Here’s a video to get your feet wet:

Choosiness –

What’s wrong with that?

When you have choices, you should choose right?

But please, don’t sabotage yourself because of ego.

There is never a job that’s beneath you, only jobs that limit your potential.

Lousy English –

I can take on two stances on this:

  1. The school system is to blame for not putting emphasis on English
  2. You are to blame for not realizing it was important early on in the first place.

I prefer to take the second stance. But that isn’t fair to those who genuinely came from backgrounds that were very non-English.

If you have difficulty in English now, start learning.

There is no excuse. None.

Can’t communicate –

When we are trained to write more than we are to speak, our speaking will generally be worse off than our writing – for sure.

How to learn? Speak more in low risk situations.

Do it with family friends or close friends to begin with and then slowly move to colleagues and acquaintances.

You got to start somewhere if you want to get to some place.


Finding a job is easy. Any job I mean.

To get the job you want is the challenging bit.

The greatest lesson I have learnt since graduating and working on my career is to the virtue of being patient.

We millennials lack it tremendously.

There are times you would think to yourself that your employer is paying you oh so little in the beginning and you are not getting the perks you deserve.

But as long as you practice these two things, you would be alright:

  1. Always do what’s right (even if it doesn’t feel like its worth the effort right now)
  2. Be patient.

Don’t believe me? Ask your seniors.


This post first appeared on LinkedIn.

I Still Feel Jealous When I See My Friends…

Why do I still feel this way?

The other day I was scrolling down my Facebook feed when I saw a friend of mine post a picture of his first car purchase… I immediately felt belittled.

I felt inadequate… but most of all – JEALOUS (not envy).

But then it hit me – I don’t even like to DRIVE!

Have you ever caught yourself feeling that you were dealt the unfortunate hand when see your other friends succeeding?

“Why can’t I have that?” you say to your self.

We keep comparing our behind-the-scenes to other people’s highlight reels.

And damn is this unhealthy.

What is the best way to deal with it?

The answer is in the quote – comparison.

Comparing yourself in admiration to others is fine. If you strive to be the best in the world one day, then it is good to look at the best and see where you stand.

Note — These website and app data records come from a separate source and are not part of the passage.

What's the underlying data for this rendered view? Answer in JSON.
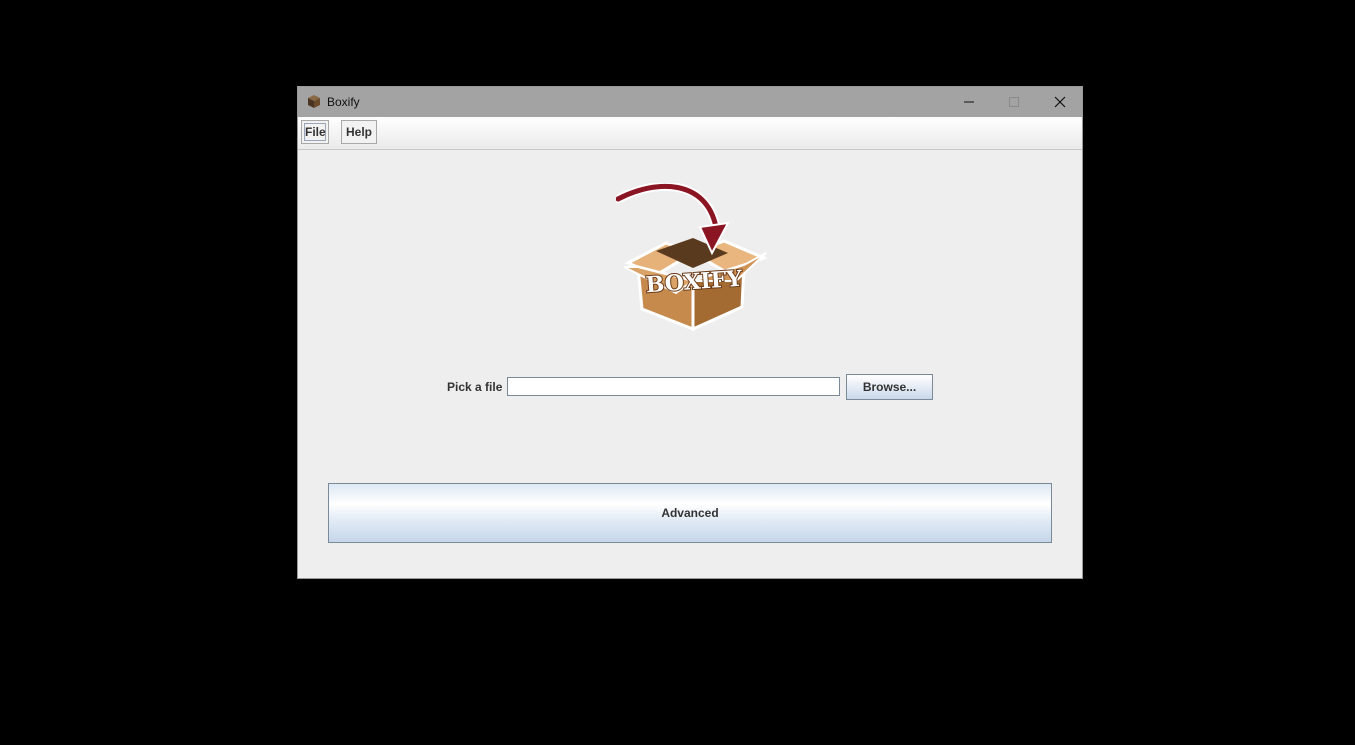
{
  "window": {
    "title": "Boxify"
  },
  "menubar": {
    "file_label": "File",
    "help_label": "Help"
  },
  "logo": {
    "text": "BOXIFY"
  },
  "file_picker": {
    "label": "Pick a file",
    "value": "",
    "browse_label": "Browse..."
  },
  "advanced": {
    "label": "Advanced"
  },
  "icons": {
    "app": "box-icon",
    "minimize": "minimize-icon",
    "maximize": "maximize-icon",
    "close": "close-icon"
  },
  "colors": {
    "titlebar": "#a3a3a3",
    "window_bg": "#eeeeee",
    "arrow": "#8b1523",
    "box": "#b9834a",
    "button_accent": "#c9d8ea"
  }
}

But the healthiest way (as cheesy as it sounds) is to compare yourself to your past.

This solves the huge “I’ll be happy when I…” problem as well.

Don’t sabotage yourself by delaying your happiness everytime you see something (or someone) that other’s have.

Instead you should look back:

Really. Think about how far you’ve come.

You should be proud and grateful.

There is no merit in jealousy.

SO BE GRATEFUL (but don’t forget to go for gold too)